“I do generally believe that after seven years in the Marine Corp, three in the intelligence community, a couple on the Foreign Relations Committee, and work in the private sector, that all the problems we face, all the enemies we face, foreign and domestic, are really symptoms of the same disease,” Gallagher said. “And that’s the lack of leadership and moral courage of career politicians and unelected bureaucrats, who frankly worry more about their careers, paychecks and getting re-elected.”
He added, “I fear that if we don’t find a way to restore that trust and restore power back down to the people and at least have representatives that are capable of doing the right thing, what kind of country are we passing on to the next generation?”
Gallagher said he feels like he has received a gift from his parent’s generation, and it is his duty to pass that gift on to the next generation.
“As Reagan said, ‘Freedom is only one generation away from extinction,’” Gallagher added.
If elected, Gallagher said that within his first 100 days of office he will introduce, “no budget, no pay” legislation.
“If you don’t do your job, you shouldn’t get paid,” he said. “Congress shouldn’t be any different.”
In addition, he said he wants to eliminate congressional pensions, so the system doesn’t provide incentives for elected officials to stay 20 to 30 years.
“I feel that we have a very narrow window over the next decade to solve the issue of looming debt and anemic growth,” Gallagher said.
Health care also has to be addressed, Gallagher said.
“Obamacare is actually destroying what was a very unique system of health care that we had in Wisconsin,” he said.
The safety of the United States is also a concern of Gallagher. He said the town in Iraq where he was deployed is now under the control of ISIS.
“I’ve seen how far we have fallen in just a short period of time,” Gallagher said.

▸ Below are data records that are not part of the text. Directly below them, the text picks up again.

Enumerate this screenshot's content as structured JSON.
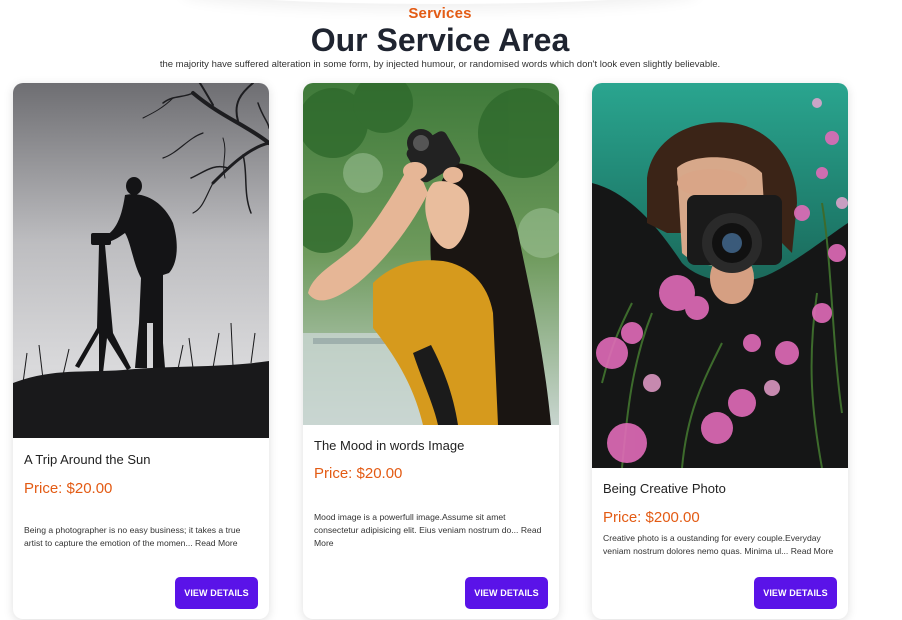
{
  "section": {
    "eyebrow": "Services",
    "title": "Our Service Area",
    "subtitle": "the majority have suffered alteration in some form, by injected humour, or randomised words which don't look even slightly believable."
  },
  "cards": [
    {
      "title": "A Trip Around the Sun",
      "price": "Price: $20.00",
      "description": "Being a photographer is no easy business; it takes a true artist to capture the emotion of the momen...",
      "read_more": "Read More",
      "button": "VIEW DETAILS",
      "image_icon": "photographer-silhouette-image"
    },
    {
      "title": "The Mood in words Image",
      "price": "Price: $20.00",
      "description": "Mood image is a powerfull image.Assume sit amet consectetur adipisicing elit. Eius veniam nostrum do...",
      "read_more": "Read More",
      "button": "VIEW DETAILS",
      "image_icon": "woman-with-camera-image"
    },
    {
      "title": "Being Creative Photo",
      "price": "Price: $200.00",
      "description": "Creative photo is a oustanding for every couple.Everyday veniam nostrum dolores nemo quas. Minima ul...",
      "read_more": "Read More",
      "button": "VIEW DETAILS",
      "image_icon": "photographer-behind-flowers-image"
    }
  ],
  "colors": {
    "accent": "#e35b14",
    "button": "#5a13e8",
    "heading": "#1f2430"
  }
}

Gallagher is on the Republican ballot for the Aug. 9 primary, along with State Sen. Frank Lasee and Terry McNulty.